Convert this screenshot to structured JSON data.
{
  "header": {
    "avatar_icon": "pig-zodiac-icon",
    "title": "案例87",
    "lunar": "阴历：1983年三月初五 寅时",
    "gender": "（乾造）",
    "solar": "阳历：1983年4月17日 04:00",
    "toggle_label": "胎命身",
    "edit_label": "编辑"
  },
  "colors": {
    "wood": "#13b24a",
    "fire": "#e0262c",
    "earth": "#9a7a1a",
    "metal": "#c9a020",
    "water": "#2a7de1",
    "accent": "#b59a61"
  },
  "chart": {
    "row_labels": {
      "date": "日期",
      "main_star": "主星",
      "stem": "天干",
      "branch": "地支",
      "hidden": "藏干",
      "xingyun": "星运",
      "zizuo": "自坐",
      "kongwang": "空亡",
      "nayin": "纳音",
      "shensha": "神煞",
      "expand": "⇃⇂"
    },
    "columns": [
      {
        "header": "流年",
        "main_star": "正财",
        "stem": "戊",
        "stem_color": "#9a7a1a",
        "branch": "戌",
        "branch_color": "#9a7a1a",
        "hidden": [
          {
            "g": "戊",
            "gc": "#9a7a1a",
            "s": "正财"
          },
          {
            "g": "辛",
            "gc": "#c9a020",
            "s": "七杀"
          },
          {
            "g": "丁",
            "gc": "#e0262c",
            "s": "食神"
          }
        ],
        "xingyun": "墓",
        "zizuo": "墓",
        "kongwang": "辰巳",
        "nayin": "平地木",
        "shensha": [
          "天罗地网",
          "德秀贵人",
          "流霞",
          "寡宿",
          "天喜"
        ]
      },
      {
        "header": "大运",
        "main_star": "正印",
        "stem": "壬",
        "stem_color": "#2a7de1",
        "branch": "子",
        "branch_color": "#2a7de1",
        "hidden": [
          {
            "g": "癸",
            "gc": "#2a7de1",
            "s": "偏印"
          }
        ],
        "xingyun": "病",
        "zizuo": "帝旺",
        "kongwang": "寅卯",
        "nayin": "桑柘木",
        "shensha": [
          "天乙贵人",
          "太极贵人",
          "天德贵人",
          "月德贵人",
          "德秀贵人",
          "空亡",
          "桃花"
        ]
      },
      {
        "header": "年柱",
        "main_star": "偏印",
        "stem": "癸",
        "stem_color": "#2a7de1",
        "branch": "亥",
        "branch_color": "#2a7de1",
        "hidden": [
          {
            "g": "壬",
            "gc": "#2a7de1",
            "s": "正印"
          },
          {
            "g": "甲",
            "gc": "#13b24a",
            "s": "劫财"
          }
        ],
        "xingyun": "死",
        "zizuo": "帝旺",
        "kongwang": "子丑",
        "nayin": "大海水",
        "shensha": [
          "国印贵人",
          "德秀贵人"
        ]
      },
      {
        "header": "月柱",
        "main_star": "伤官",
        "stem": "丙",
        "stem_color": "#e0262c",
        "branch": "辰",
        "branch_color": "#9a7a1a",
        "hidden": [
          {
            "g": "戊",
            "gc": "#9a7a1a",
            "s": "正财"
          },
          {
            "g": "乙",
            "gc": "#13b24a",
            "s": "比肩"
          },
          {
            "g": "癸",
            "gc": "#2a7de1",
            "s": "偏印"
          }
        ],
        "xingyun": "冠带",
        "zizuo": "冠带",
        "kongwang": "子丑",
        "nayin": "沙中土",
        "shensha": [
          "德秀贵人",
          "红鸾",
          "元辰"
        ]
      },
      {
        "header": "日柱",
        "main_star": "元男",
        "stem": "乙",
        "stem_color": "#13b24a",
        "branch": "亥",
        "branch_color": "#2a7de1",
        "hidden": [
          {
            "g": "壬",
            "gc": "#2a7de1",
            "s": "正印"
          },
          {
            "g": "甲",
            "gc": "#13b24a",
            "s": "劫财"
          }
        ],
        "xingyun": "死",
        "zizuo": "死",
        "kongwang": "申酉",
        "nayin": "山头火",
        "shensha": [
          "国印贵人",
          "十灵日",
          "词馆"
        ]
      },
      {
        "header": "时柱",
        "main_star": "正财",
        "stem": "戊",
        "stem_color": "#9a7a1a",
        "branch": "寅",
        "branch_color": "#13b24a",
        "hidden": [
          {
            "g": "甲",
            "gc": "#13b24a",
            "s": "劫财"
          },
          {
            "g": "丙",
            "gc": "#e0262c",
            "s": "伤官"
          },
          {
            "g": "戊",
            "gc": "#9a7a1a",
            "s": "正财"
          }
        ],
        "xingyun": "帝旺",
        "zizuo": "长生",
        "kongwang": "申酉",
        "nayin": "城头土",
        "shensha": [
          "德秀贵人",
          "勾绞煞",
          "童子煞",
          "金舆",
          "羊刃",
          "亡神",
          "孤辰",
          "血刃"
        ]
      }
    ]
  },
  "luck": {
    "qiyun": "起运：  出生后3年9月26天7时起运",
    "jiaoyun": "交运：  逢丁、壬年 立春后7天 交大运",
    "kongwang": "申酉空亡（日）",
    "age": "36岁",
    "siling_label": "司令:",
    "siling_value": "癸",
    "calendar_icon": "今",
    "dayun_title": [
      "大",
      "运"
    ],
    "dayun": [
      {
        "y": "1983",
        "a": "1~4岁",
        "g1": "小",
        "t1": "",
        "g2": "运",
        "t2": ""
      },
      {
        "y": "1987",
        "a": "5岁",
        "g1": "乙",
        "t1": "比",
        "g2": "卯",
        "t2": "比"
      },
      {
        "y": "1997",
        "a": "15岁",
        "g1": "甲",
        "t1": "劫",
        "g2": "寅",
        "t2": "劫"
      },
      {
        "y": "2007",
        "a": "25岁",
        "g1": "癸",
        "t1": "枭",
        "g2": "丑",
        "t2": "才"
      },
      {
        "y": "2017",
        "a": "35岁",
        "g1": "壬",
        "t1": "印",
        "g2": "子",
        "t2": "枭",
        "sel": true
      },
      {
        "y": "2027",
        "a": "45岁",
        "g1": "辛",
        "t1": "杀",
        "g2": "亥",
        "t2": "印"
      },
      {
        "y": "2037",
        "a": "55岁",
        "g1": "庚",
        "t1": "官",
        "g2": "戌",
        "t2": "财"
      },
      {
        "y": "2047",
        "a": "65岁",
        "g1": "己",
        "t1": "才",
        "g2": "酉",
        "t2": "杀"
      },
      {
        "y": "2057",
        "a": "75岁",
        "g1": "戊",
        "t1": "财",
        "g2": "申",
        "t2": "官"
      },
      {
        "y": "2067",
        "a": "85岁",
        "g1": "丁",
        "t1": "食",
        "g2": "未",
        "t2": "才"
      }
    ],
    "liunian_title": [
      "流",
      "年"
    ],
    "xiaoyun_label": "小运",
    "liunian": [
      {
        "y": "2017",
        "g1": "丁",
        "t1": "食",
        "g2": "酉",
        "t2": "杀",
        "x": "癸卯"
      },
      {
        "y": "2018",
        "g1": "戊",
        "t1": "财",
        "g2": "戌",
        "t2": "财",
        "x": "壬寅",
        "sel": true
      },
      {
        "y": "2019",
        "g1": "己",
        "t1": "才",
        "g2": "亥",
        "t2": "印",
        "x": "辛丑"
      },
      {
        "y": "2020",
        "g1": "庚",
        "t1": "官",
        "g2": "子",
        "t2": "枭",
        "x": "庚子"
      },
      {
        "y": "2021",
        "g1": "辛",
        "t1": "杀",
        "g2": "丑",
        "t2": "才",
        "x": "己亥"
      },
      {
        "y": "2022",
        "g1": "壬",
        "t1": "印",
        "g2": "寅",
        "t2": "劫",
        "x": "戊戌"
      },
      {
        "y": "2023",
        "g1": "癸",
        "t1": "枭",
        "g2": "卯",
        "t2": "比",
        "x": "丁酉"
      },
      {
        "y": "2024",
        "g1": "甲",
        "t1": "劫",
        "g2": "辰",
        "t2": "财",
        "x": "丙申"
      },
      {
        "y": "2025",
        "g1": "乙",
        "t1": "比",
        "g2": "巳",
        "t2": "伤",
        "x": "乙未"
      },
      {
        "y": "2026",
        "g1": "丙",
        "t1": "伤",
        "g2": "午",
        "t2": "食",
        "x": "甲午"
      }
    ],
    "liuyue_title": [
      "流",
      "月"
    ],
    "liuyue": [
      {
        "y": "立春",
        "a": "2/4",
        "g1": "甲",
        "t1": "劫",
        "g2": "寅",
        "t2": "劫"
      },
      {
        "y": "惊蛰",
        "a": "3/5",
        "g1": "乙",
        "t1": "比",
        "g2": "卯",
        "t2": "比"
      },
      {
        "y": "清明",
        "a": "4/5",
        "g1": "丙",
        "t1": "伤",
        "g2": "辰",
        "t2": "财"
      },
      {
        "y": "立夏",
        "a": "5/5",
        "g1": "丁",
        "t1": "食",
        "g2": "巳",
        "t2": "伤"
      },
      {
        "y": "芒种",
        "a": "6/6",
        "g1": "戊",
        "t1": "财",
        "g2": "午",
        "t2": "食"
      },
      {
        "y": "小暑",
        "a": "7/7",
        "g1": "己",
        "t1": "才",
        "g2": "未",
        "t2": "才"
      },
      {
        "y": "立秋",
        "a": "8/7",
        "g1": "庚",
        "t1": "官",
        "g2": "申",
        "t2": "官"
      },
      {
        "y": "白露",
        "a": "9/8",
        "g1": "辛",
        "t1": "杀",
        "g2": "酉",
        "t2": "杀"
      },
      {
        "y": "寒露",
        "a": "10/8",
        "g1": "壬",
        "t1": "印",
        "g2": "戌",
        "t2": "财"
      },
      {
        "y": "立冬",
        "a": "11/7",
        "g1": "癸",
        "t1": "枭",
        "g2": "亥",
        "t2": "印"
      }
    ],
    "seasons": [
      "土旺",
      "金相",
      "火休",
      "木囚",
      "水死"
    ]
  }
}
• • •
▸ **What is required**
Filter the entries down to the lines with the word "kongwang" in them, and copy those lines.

▸ **Your response**
      "kongwang": "空亡",
        "kongwang": "辰巳",
        "kongwang": "寅卯",
        "kongwang": "子丑",
        "kongwang": "子丑",
        "kongwang": "申酉",
        "kongwang": "申酉",
    "kongwang": "申酉空亡（日）",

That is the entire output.